Out of the 8% of complaints against judges in 2021 that Ombudsman for Judicial Complaints Uri Shoham found to be valid, 28% related to dragging out proceedings, a significant spike compared to past years, an annual report said Wednesday.
The review took place against the backdrop of the public corruption trial of former prime minister Benjamin Netanyahu and several controversial High Court of Justice rulings that have put the judiciary in right-wing politicians’ crosshairs.
Since the report is about the year 2021, it also occurred during the coronavirus, which officials have described as an unprecedented challenge for the judicial branch.

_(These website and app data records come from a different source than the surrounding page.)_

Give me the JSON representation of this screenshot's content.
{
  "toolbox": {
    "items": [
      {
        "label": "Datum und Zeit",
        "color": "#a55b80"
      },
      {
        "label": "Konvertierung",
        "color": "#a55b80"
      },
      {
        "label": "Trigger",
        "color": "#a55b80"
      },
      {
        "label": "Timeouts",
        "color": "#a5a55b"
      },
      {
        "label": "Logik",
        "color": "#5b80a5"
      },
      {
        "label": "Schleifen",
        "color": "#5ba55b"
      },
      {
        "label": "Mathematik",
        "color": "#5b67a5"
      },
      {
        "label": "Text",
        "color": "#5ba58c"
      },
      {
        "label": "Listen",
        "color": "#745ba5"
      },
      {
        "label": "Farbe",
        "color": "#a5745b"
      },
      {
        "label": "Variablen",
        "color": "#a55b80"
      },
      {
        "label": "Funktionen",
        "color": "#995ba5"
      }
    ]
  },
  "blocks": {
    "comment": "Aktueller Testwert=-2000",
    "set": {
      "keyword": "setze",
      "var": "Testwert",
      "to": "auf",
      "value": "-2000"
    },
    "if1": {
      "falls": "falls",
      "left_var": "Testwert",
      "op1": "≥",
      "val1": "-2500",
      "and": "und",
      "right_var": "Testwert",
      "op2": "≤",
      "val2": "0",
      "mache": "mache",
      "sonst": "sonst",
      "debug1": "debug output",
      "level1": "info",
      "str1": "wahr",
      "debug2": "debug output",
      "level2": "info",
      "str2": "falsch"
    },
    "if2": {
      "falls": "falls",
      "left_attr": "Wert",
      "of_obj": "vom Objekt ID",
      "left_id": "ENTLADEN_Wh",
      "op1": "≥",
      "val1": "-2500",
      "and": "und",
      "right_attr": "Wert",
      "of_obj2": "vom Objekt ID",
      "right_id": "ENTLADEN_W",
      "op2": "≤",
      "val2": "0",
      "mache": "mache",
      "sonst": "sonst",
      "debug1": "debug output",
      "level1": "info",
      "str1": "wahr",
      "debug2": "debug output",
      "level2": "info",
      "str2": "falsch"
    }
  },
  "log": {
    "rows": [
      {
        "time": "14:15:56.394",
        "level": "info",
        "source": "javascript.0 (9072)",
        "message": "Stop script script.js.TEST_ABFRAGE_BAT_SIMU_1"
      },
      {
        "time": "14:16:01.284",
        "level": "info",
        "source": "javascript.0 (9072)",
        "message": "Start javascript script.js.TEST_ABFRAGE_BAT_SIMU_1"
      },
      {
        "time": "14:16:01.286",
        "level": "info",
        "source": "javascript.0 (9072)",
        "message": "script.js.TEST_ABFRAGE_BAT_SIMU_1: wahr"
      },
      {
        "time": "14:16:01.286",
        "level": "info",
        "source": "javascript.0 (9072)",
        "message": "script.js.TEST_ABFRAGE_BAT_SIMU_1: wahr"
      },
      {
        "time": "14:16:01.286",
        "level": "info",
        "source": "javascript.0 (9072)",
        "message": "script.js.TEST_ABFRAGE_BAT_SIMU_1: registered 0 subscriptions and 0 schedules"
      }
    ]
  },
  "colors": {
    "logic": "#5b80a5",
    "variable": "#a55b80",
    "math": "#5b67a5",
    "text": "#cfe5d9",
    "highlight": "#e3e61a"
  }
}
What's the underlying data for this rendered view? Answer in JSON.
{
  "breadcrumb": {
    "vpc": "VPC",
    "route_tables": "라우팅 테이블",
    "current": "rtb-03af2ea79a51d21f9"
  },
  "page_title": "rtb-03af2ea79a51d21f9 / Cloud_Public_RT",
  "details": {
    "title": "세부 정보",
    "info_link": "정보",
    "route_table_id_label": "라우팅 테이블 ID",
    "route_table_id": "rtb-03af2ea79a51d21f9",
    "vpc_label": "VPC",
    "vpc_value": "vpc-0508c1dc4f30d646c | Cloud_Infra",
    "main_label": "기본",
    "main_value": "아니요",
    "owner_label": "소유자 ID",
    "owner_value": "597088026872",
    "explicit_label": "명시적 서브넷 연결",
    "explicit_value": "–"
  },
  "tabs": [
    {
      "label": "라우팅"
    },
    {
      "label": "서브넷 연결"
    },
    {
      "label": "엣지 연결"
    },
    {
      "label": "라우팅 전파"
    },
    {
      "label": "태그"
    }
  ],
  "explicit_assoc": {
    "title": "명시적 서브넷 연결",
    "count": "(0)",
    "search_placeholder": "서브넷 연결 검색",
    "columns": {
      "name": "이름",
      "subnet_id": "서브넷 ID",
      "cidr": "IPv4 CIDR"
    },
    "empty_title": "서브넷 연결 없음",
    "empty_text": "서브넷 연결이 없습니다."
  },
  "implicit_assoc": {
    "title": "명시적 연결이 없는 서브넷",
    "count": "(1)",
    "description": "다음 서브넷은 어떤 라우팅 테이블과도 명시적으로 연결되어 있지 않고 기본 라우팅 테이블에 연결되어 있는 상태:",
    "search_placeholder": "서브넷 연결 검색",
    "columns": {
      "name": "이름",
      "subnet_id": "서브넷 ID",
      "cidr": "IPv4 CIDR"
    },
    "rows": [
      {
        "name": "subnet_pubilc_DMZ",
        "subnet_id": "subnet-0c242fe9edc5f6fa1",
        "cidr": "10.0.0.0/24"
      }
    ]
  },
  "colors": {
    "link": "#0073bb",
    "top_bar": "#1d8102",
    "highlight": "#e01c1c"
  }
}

COVID-19 had both closed and reduced judicial operations for significant periods.
In 2019, the Ombudsman found that only 20% of the valid complaints against judges were related to dragging out proceedings.
Shoham, a former Supreme Court justice, said he specifically flagged the issue for the judicial branch so that they would pay special attention to it.
Besides that statistic, the report showed a slightly reduced total number of complaints compared to 2019 and improvement in some categories.
In 2019, there were 965 complaints, whereas there were only 926 complaints in 2020 and 903 in 2021 – although this number was still higher than numbers earlier in the decade.
What caused the complaint spike?
It was unclear whether trends regarding the total volume of complaints were impacted the most by better access to the complaint-filing process, better or worse judicial conduct or unique circumstances due to COVID-19.
According to the report, the office completed full substantive evaluations and decisions of 554 complaints in 2021, making up 60% of the total decisions made – mirroring the 548 complaints decided in 2020, which also made up 60% of the total decisions made.
Other decisions could have been made with only a preliminary review of the facts being necessary.
18% of the complaints, or 98 complaints, were found either to be completely valid or to require a minor negative citation of a judge’s conduct, even if the broader substance of the complaint was rejected – compared to 20% of the complaints, or 108 complaints, in 2020.
Though 28% of the valid complaints related to the prolonging of judicial hearings was much higher than in 2020, it was still lower than the 38% in 2019.
The other sorts of valid complaints showed only minor changes.
Despite the corona outbreak, the report stated that the Ombudsman’s office succeeded in reducing the amount of time it had taken to address complaints from an average of 54 days in 2020, 59 days in 2019 and 83 days in 2018, to only 45 days in 2021.
The report flagged a noticeable rise in complaints against family court judges from 130 in 2018, to 184 in 2019, to 193 in 2020, and to 210 in 2021.
A statement said that this issue was highlighted for the judicial branch to give it special attention.